Usage of the functions are precisely the same and in many respects you don't know you are actually using a UDF function. The only thing you can be assured of, is that a UDF can not re-declare the functionality of a built-in core function.

A function is made up of a name and optionally a list of parameters. Let us look at an example. Say we wish to create a date, we can use the CreateDate() function. As you can see from the documentation, it takes in 3 parameters, year, month and day.

<cfset myDate = CreateDate( 1989, 9, 25 )>
			<!--- random day --->
			<cfset myDate2 = CreateDate( 2000, 1, RandRange(1,30) )>
			<cfset myYear = 2010>
			<cfset myDate3 = CreateDate( myYear, 1, 1 )>

The above example illustrates a number of different ways to pass variables to a function (note the lack of #..#; you never require to use these in parameter passing).

Functions can be used as parameters to other functions with no problems. You can also use functions as values to attributes.

<cfcookie name="mycookie" value="My Value" expires="#CreateDate( 2011, 1, RandRange(1,30) )#">

Functions are a very powerful way to manipulate data and services. You will generally find a function that will do what you need most of the time. If you don't; then create one as a UDF!

Function Named Parameter Calling

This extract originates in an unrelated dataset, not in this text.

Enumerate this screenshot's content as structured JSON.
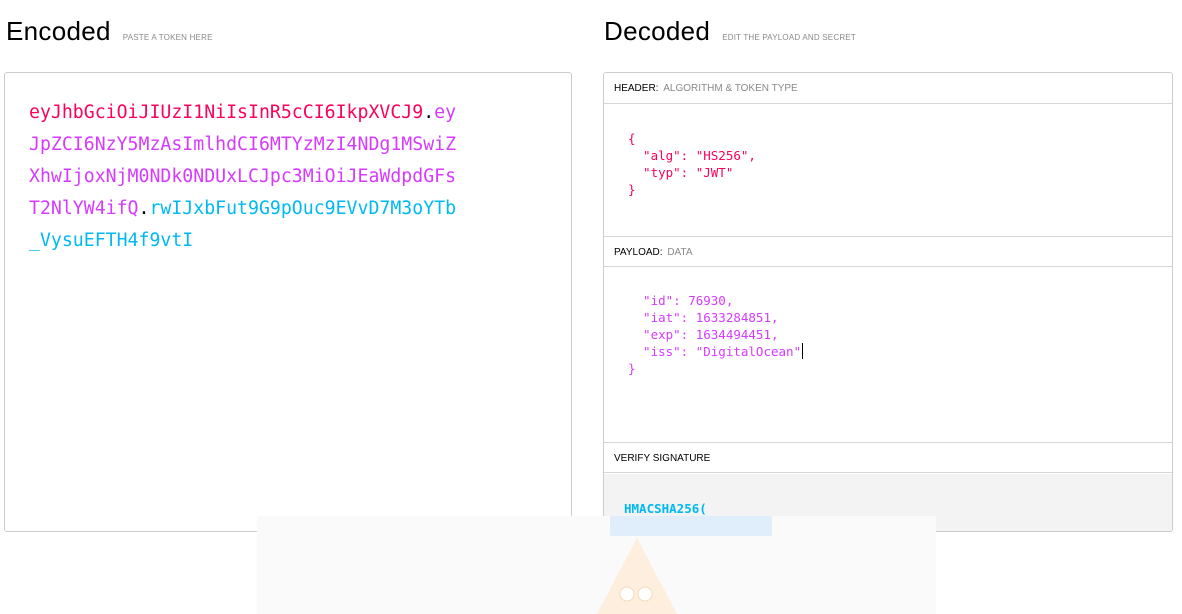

With traditional function calling, you place the parameters in the order the function requires them in. CFML supports a variable number of arguments to functions. That is a function can take a minimum and maximum set of parameters and as long as the caller puts in the minimum set it won't create an error.

One of the features that UDF functions have enjoyed historically, is the ability to name the parameters you wish to pass into a function. This lets you not worry about the order of the parameters or even the specifying them individually, allowing you to pass in a structure of all the parameters.

This functionality, with OpenBD, is no longer restricted to just UDF. Core functions can now also enjoy this very rich interface to calling functions without any performance penalty. (note at the time of writing not all core functions have been adapted for this feature yet, but the individual function documentation will indicate if you can call it this way or not).

Let us look at the different ways you can use this unique support by calling the example WriteLog() function.

<cfset WriteLog( "MyOutput", "application" )>
			<cfset WriteLog( type="application", text="MyOuptut" )>
			<cfset args = {
				text : "MyOutput",
				type : "application"
			<cfset WriteLog( argumentCollection=args )>

As you can see with the above 3 examples, each one results in the same function being called. It is down to you as a CFML developer to which one type your prefer. For functions that take in a large number of parameters, named-parameters make it very easy to read and support.

Embedded Script

CFSCRIPT brings the power of a fully blown language deep inside your CFML applications. Not dissimilar to Javascript/Java, you can easily and quickly build complete blocks of code, including functions, to easily build out logic. All of the standard CFML functions are available including any User Defined Functions (UDF).

For more information find out how to write script blocks within CFML.